> [TASK ITEM]:
Here is a listing. Write it all out again exactly, but not its pictures.

> [RECORDS TO USE]:
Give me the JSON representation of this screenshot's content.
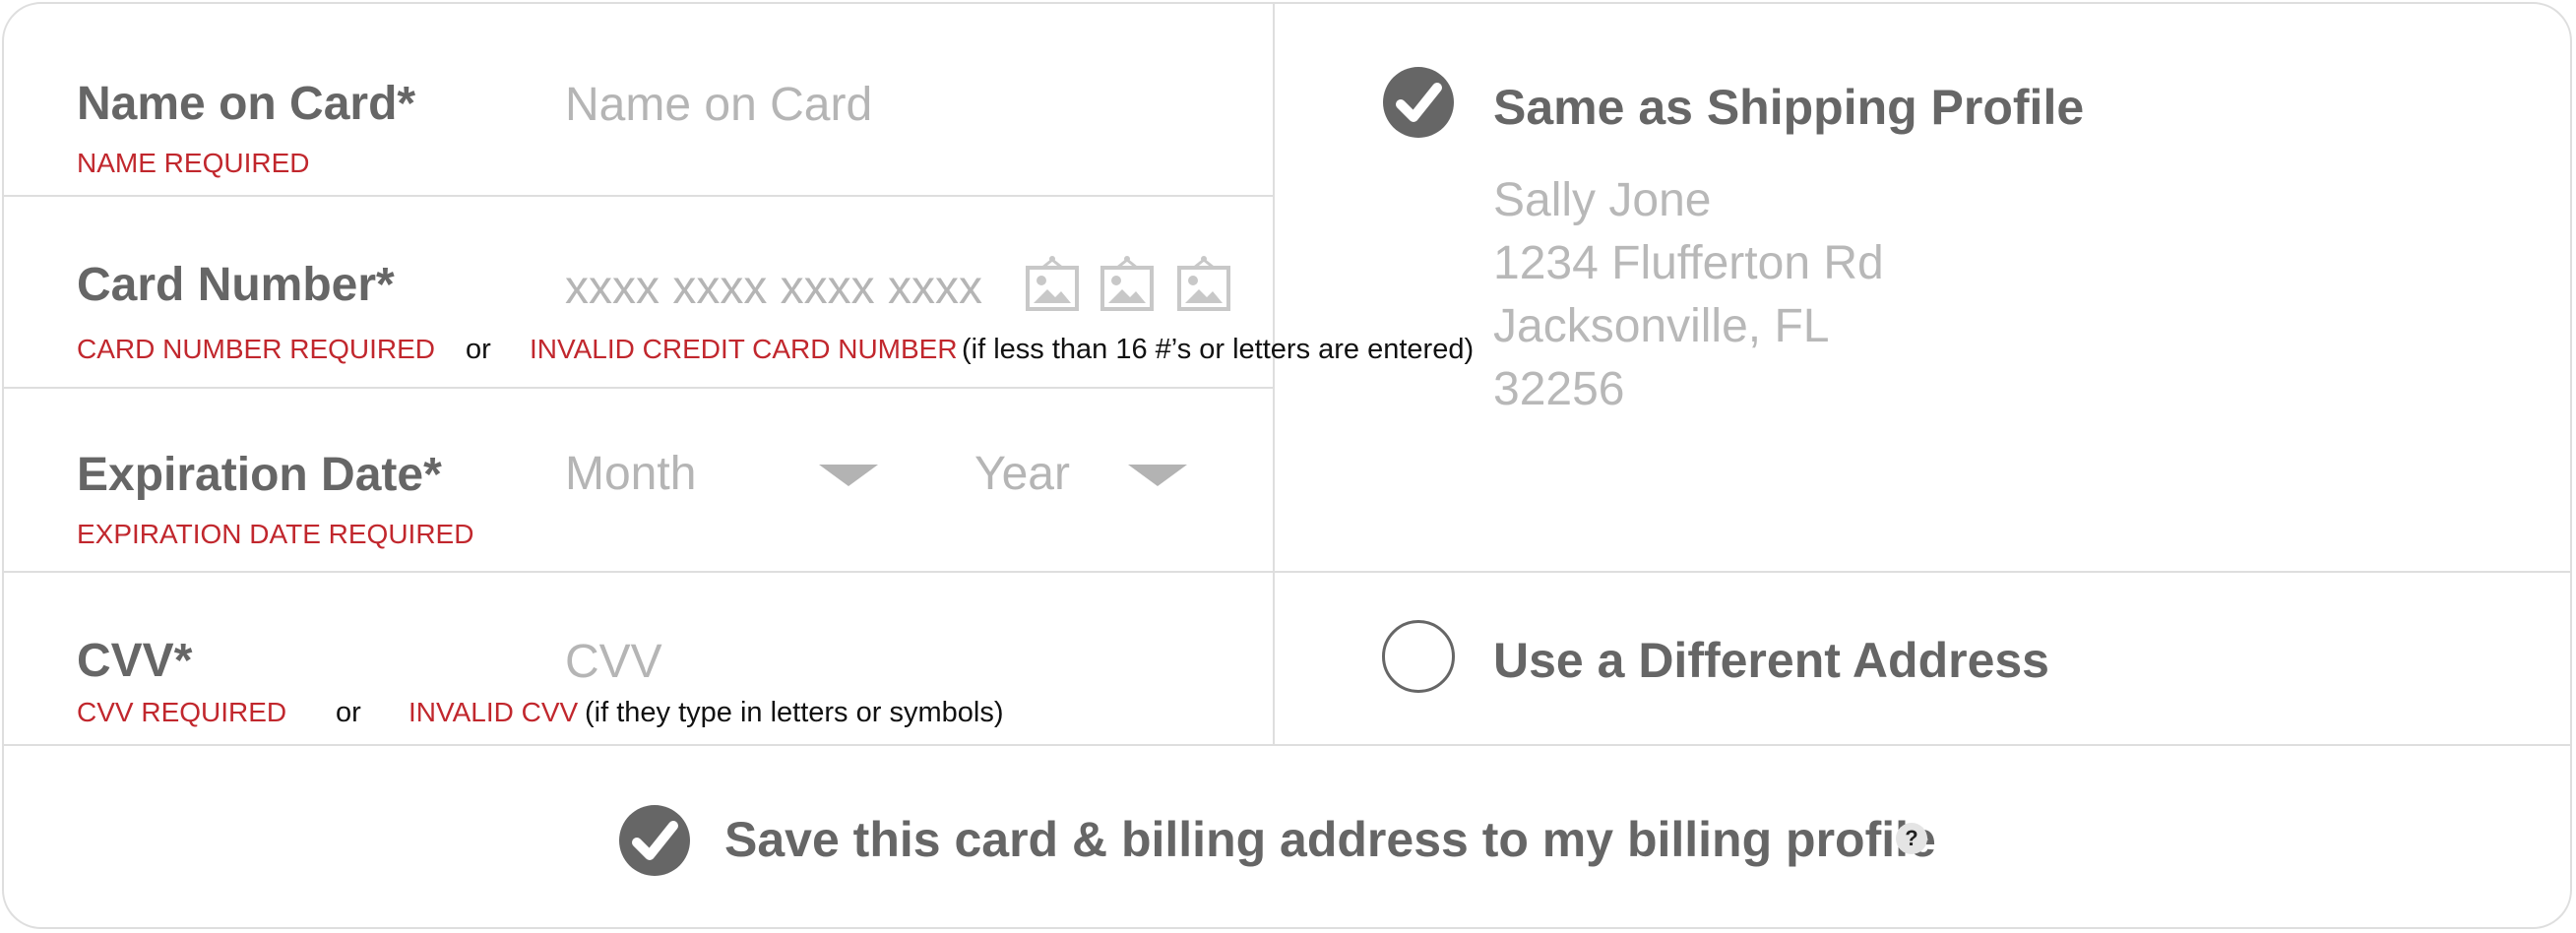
{
  "name_field": {
    "label": "Name on Card*",
    "placeholder": "Name on Card",
    "error": "NAME REQUIRED"
  },
  "card_number_field": {
    "label": "Card Number*",
    "placeholder": "xxxx xxxx xxxx xxxx",
    "error_required": "CARD NUMBER REQUIRED",
    "or_text": "or",
    "error_invalid": "INVALID CREDIT CARD NUMBER",
    "invalid_note": "(if less than 16 #’s or letters are entered)",
    "card_icons": [
      "card-type-image-icon",
      "card-type-image-icon",
      "card-type-image-icon"
    ]
  },
  "expiration_field": {
    "label": "Expiration Date*",
    "month_value": "Month",
    "year_value": "Year",
    "error": "EXPIRATION DATE REQUIRED"
  },
  "cvv_field": {
    "label": "CVV*",
    "placeholder": "CVV",
    "error_required": "CVV REQUIRED",
    "or_text": "or",
    "error_invalid": "INVALID CVV",
    "invalid_note": "(if they type in letters or symbols)"
  },
  "billing_address": {
    "same_as_shipping": {
      "label": "Same as Shipping Profile",
      "checked": true
    },
    "shipping_address": {
      "name": "Sally Jone",
      "street": "1234 Flufferton Rd",
      "city_state": "Jacksonville, FL",
      "zip": "32256"
    },
    "different_address": {
      "label": "Use a Different Address",
      "checked": false
    }
  },
  "save_option": {
    "label": "Save this card & billing address to my billing profile",
    "checked": true,
    "help_text": "?"
  },
  "colors": {
    "label_gray": "#666666",
    "placeholder_gray": "#b5b5b5",
    "error_red": "#c1272d",
    "divider": "#dedede"
  }
}
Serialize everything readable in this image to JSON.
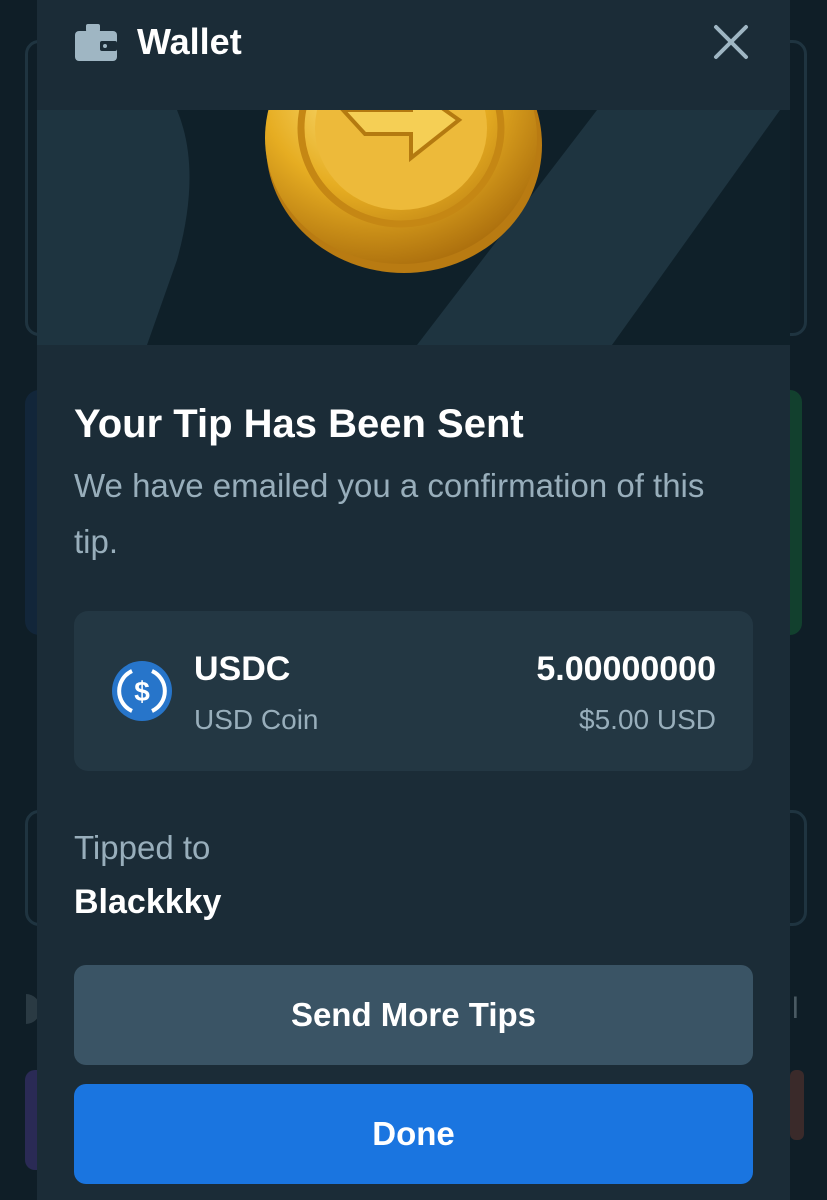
{
  "header": {
    "title": "Wallet"
  },
  "main": {
    "title": "Your Tip Has Been Sent",
    "subtitle": "We have emailed you a confirmation of this tip."
  },
  "token": {
    "symbol": "USDC",
    "name": "USD Coin",
    "amount": "5.00000000",
    "usd_value": "$5.00 USD",
    "icon": "usdc-icon"
  },
  "recipient": {
    "label": "Tipped to",
    "name": "Blackkky"
  },
  "buttons": {
    "send_more": "Send More Tips",
    "done": "Done"
  },
  "colors": {
    "background": "#1b2c37",
    "card": "#233743",
    "secondary_button": "#3a5465",
    "primary_button": "#1a75e0",
    "muted_text": "#98aebb",
    "usdc_blue": "#2775ca"
  }
}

> [COMPLETED EXERCISE]:
Give me the JSON representation of this screenshot's content.
{
  "name_field": {
    "label": "Name on Card*",
    "placeholder": "Name on Card",
    "error": "NAME REQUIRED"
  },
  "card_number_field": {
    "label": "Card Number*",
    "placeholder": "xxxx xxxx xxxx xxxx",
    "error_required": "CARD NUMBER REQUIRED",
    "or_text": "or",
    "error_invalid": "INVALID CREDIT CARD NUMBER",
    "invalid_note": "(if less than 16 #’s or letters are entered)",
    "card_icons": [
      "card-type-image-icon",
      "card-type-image-icon",
      "card-type-image-icon"
    ]
  },
  "expiration_field": {
    "label": "Expiration Date*",
    "month_value": "Month",
    "year_value": "Year",
    "error": "EXPIRATION DATE REQUIRED"
  },
  "cvv_field": {
    "label": "CVV*",
    "placeholder": "CVV",
    "error_required": "CVV REQUIRED",
    "or_text": "or",
    "error_invalid": "INVALID CVV",
    "invalid_note": "(if they type in letters or symbols)"
  },
  "billing_address": {
    "same_as_shipping": {
      "label": "Same as Shipping Profile",
      "checked": true
    },
    "shipping_address": {
      "name": "Sally Jone",
      "street": "1234 Flufferton Rd",
      "city_state": "Jacksonville, FL",
      "zip": "32256"
    },
    "different_address": {
      "label": "Use a Different Address",
      "checked": false
    }
  },
  "save_option": {
    "label": "Save this card & billing address to my billing profile",
    "checked": true,
    "help_text": "?"
  },
  "colors": {
    "label_gray": "#666666",
    "placeholder_gray": "#b5b5b5",
    "error_red": "#c1272d",
    "divider": "#dedede"
  }
}
Serialize everything readable in this image to JSON.
{
  "header": {
    "title": "Wallet"
  },
  "main": {
    "title": "Your Tip Has Been Sent",
    "subtitle": "We have emailed you a confirmation of this tip."
  },
  "token": {
    "symbol": "USDC",
    "name": "USD Coin",
    "amount": "5.00000000",
    "usd_value": "$5.00 USD",
    "icon": "usdc-icon"
  },
  "recipient": {
    "label": "Tipped to",
    "name": "Blackkky"
  },
  "buttons": {
    "send_more": "Send More Tips",
    "done": "Done"
  },
  "colors": {
    "background": "#1b2c37",
    "card": "#233743",
    "secondary_button": "#3a5465",
    "primary_button": "#1a75e0",
    "muted_text": "#98aebb",
    "usdc_blue": "#2775ca"
  }
}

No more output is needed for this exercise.